Pull every line that holds the word "this" from the entries.

==== ENTRIES SHOWN ====

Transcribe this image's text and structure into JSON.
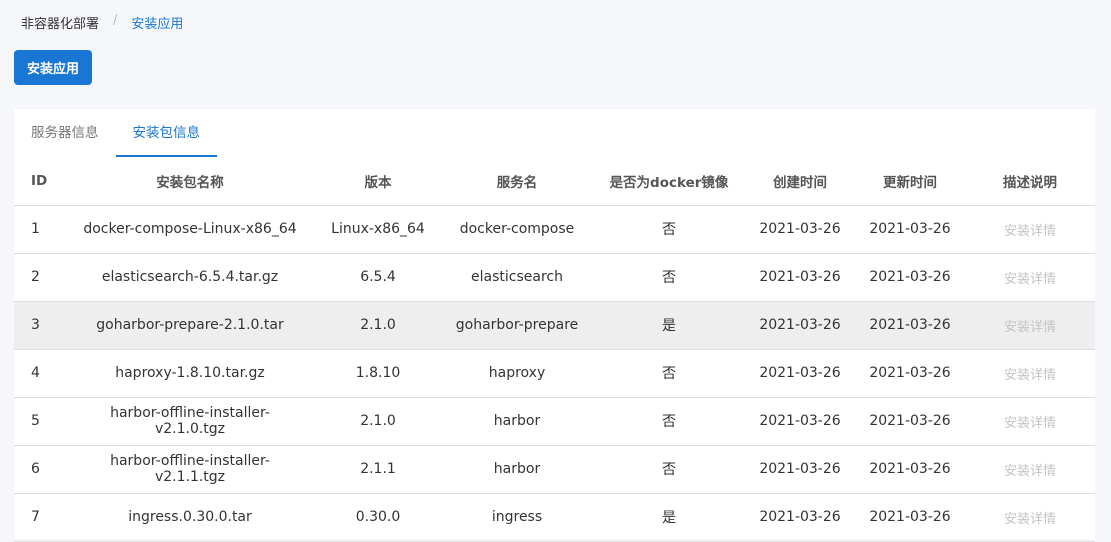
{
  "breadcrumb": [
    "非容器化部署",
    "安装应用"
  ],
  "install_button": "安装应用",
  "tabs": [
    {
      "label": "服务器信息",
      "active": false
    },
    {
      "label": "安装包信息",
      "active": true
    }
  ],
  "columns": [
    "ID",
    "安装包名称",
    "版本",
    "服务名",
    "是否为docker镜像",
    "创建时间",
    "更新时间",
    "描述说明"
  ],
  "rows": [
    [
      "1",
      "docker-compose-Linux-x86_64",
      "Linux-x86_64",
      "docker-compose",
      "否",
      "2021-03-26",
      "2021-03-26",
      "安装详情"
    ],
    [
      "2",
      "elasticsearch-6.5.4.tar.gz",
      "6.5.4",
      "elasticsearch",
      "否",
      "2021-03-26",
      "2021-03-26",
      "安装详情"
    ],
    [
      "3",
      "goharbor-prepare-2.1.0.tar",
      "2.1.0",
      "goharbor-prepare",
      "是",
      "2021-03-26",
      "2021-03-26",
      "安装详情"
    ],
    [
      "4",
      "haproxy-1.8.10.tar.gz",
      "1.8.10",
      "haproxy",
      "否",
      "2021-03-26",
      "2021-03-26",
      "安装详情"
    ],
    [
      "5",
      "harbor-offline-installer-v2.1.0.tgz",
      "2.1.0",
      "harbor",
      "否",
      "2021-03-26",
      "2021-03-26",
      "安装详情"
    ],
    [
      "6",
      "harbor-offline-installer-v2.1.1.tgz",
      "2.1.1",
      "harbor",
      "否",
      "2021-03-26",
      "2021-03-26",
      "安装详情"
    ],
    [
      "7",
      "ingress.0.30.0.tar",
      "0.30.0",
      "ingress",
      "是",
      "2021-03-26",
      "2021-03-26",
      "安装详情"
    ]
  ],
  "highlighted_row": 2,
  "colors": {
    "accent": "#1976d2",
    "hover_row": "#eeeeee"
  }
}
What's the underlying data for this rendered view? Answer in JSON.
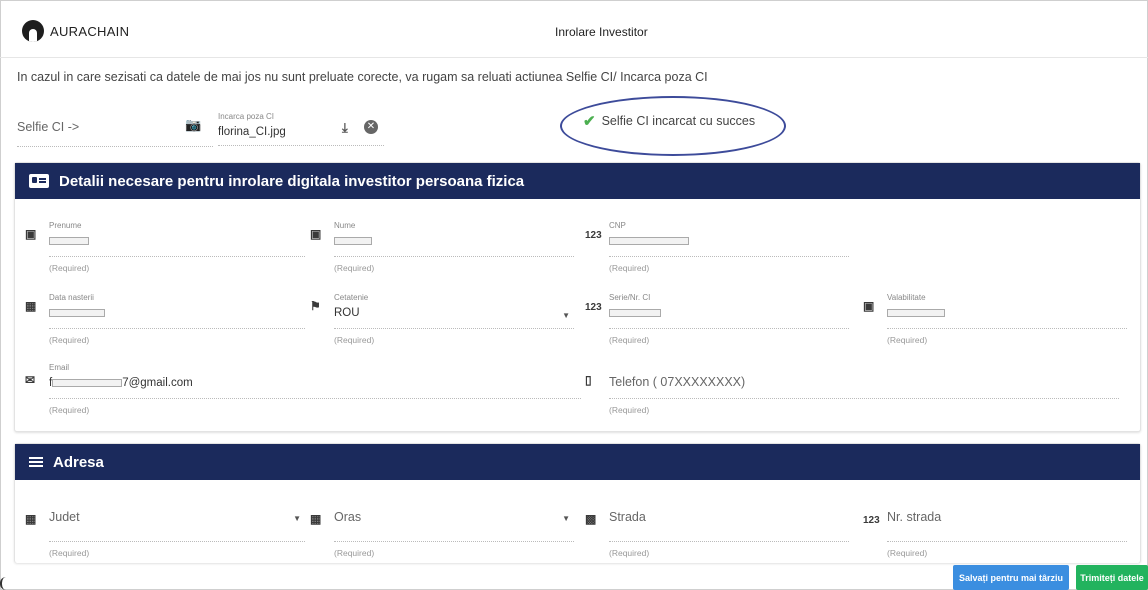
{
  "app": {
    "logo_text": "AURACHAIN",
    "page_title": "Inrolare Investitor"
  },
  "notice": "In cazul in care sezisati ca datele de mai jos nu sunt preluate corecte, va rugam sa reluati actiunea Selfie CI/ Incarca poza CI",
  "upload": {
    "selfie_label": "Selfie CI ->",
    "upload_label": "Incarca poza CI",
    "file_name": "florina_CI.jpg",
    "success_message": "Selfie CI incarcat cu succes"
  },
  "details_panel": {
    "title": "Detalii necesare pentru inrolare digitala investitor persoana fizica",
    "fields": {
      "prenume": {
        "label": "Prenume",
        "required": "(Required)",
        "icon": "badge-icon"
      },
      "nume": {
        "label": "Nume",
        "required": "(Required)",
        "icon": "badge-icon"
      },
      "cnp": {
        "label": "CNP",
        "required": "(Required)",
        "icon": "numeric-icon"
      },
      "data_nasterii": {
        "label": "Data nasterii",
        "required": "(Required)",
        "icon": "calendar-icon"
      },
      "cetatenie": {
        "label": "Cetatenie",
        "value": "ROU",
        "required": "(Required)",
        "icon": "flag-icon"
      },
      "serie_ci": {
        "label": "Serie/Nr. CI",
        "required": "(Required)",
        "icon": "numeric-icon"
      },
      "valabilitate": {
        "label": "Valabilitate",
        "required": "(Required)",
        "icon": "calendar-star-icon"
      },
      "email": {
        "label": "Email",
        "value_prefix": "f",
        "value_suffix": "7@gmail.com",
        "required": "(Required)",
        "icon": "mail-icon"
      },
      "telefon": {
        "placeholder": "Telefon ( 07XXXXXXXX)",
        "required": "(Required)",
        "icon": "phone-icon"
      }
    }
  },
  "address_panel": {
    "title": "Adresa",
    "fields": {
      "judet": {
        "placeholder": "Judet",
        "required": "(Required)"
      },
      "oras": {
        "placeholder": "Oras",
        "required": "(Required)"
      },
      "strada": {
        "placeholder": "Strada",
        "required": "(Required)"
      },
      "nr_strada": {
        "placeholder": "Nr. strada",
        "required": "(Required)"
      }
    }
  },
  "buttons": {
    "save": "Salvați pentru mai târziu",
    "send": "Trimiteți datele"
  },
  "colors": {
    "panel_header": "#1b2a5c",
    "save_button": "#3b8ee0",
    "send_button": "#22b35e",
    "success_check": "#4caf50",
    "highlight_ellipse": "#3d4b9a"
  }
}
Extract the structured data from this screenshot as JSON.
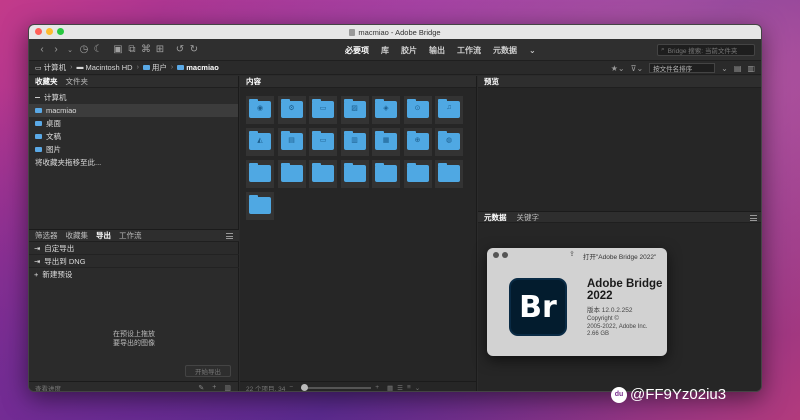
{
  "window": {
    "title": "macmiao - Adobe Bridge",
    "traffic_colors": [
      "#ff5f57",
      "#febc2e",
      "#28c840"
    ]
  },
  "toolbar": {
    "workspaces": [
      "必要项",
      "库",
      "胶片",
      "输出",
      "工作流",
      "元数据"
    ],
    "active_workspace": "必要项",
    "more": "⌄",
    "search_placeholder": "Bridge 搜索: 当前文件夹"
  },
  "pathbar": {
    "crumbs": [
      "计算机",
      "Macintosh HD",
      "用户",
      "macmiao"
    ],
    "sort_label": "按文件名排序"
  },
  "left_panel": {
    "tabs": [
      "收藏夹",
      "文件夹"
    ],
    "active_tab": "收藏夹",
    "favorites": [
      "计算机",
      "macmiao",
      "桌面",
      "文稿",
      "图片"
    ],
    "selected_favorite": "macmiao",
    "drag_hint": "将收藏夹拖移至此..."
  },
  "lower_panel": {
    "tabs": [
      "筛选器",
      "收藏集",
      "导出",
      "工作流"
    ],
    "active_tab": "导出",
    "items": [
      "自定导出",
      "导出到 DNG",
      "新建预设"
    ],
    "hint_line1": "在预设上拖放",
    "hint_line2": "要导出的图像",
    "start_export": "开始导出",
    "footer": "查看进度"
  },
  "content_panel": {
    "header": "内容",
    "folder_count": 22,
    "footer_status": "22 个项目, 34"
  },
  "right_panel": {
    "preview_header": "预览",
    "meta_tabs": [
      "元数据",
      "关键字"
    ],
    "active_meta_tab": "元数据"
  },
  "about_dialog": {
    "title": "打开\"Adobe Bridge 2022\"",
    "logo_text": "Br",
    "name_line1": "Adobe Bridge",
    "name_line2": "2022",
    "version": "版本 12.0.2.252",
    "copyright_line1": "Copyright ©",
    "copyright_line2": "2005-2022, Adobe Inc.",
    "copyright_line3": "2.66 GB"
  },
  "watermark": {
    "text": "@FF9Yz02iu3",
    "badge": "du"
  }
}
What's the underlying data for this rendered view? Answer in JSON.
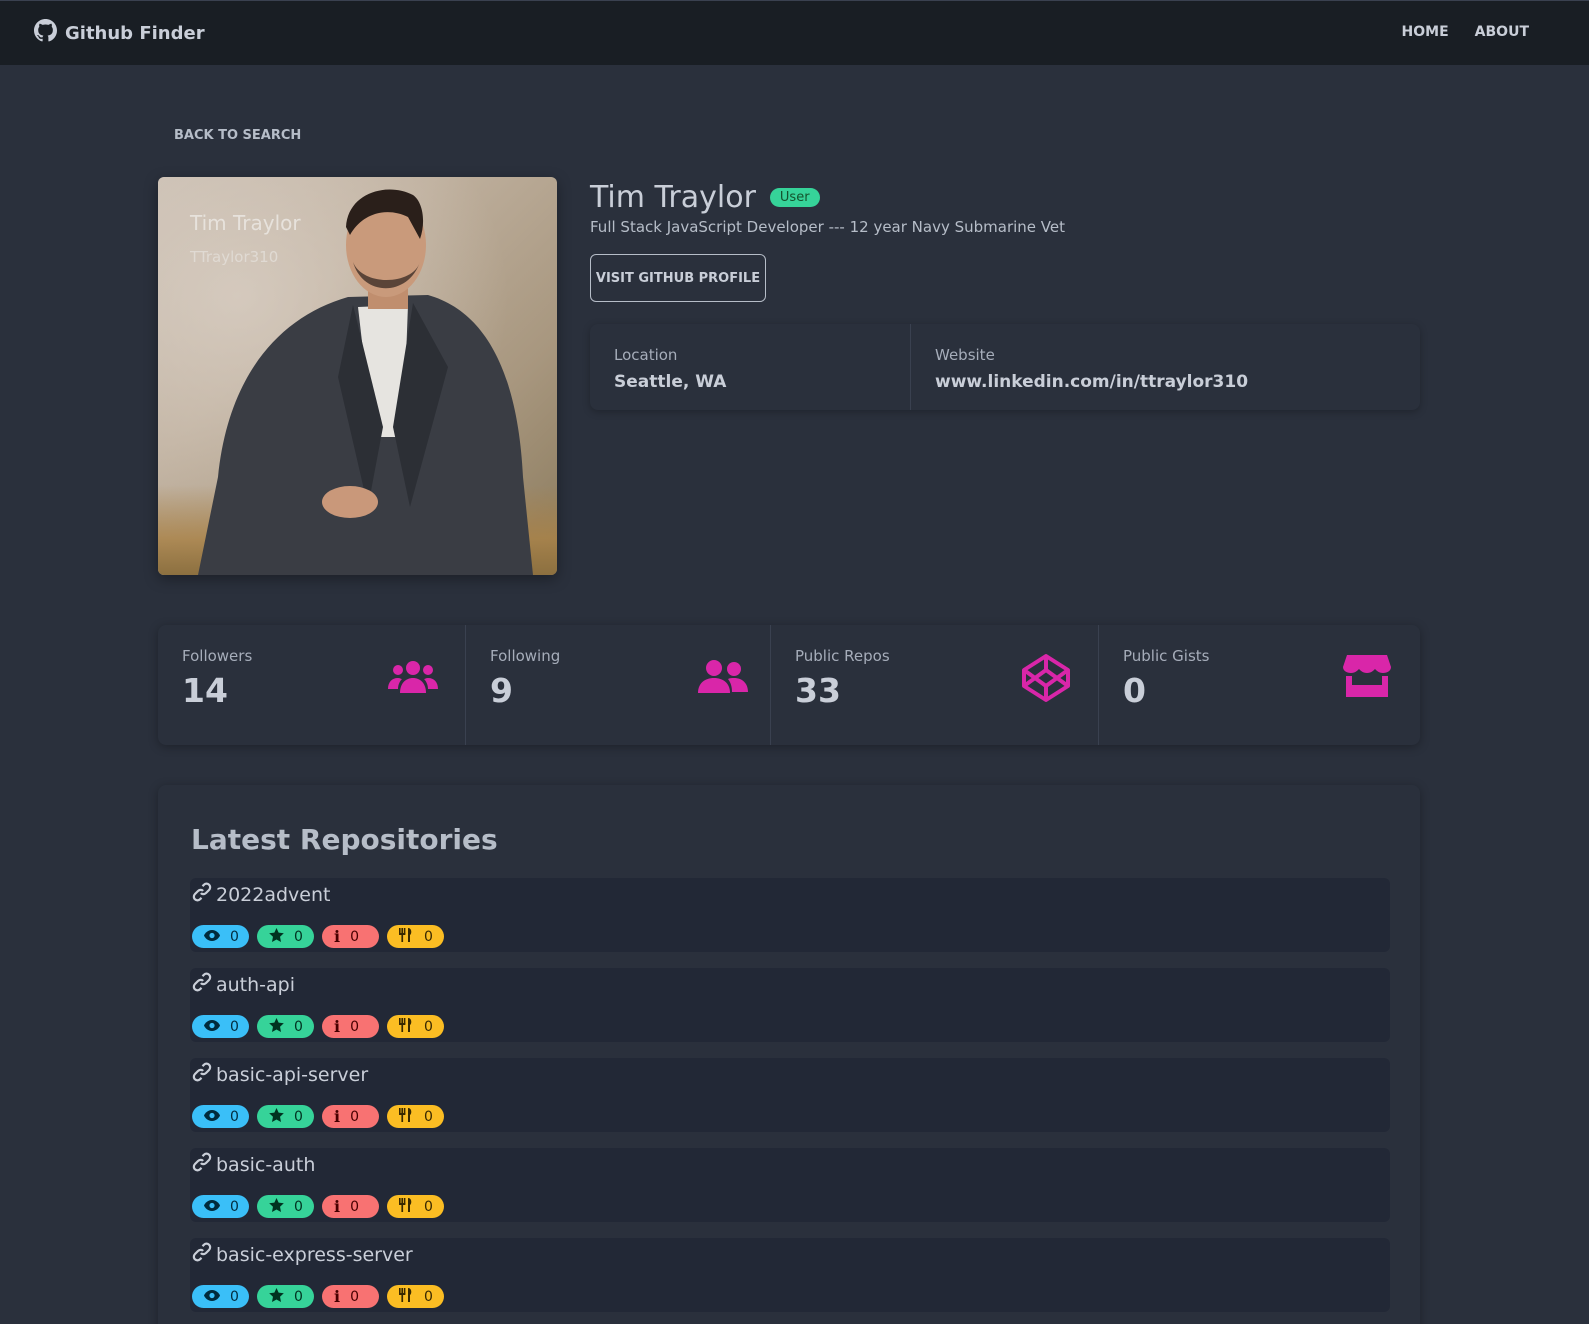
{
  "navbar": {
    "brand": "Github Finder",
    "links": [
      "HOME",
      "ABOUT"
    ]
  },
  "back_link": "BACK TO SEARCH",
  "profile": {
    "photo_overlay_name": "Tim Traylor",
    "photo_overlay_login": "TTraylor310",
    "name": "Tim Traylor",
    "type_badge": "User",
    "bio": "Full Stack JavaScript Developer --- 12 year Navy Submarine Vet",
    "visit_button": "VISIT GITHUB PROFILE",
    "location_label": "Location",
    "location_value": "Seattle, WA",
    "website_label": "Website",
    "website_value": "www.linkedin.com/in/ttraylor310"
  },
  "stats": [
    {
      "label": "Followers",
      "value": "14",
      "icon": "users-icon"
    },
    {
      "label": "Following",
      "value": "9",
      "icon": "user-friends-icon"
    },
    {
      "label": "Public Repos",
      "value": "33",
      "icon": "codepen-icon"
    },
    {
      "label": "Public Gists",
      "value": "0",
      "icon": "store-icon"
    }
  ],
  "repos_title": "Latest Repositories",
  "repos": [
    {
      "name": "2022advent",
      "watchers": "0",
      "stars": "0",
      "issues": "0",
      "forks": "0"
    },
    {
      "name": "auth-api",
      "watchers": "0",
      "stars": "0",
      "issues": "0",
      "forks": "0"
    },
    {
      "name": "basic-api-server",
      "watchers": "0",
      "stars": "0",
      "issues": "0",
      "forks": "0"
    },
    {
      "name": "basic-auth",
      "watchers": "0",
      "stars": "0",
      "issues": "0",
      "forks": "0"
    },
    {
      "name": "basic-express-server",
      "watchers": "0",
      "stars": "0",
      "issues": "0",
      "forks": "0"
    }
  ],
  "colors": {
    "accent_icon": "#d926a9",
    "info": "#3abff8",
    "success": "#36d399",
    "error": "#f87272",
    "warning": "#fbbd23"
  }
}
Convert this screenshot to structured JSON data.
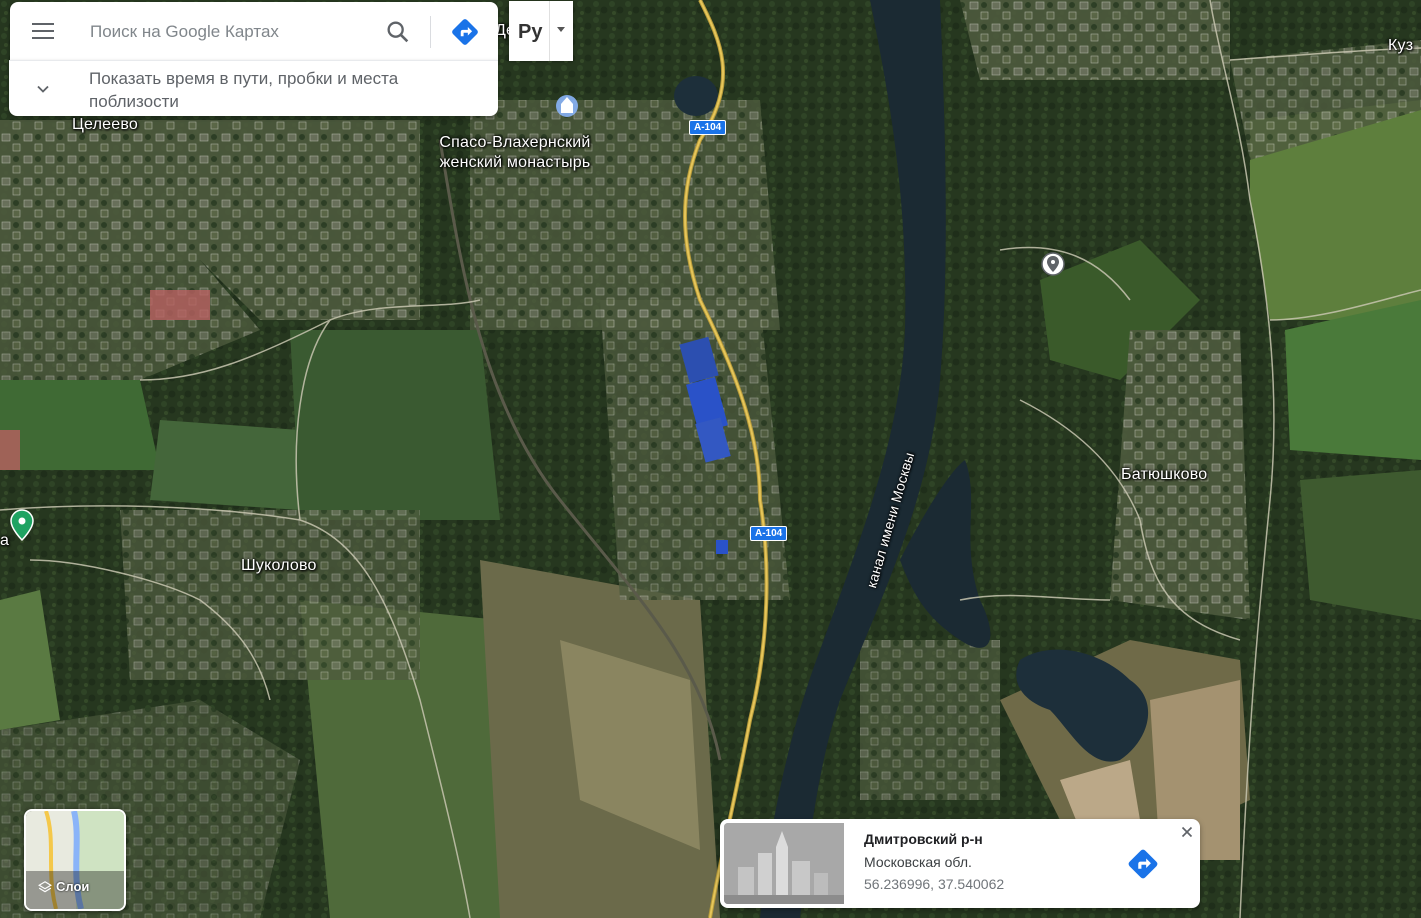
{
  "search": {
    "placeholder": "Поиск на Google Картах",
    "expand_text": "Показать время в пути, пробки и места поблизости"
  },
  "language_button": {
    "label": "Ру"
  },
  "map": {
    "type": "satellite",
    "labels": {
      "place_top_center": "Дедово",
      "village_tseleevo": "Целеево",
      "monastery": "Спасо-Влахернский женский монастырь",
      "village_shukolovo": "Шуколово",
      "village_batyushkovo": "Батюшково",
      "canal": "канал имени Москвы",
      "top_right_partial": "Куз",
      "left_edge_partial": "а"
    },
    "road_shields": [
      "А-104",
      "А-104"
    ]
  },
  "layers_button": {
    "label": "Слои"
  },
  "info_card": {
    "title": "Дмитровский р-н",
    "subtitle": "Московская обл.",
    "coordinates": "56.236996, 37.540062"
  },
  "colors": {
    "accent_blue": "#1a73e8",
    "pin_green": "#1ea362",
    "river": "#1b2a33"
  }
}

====

OUTPUT OF THE TASK:
Transcribe this image's text and structure into JSON.
What's the underlying data for this rendered view? Answer in JSON.
Extract the structured data from this screenshot as JSON.
What's the underlying data for this rendered view? Answer in JSON.
Convert this screenshot to structured JSON data.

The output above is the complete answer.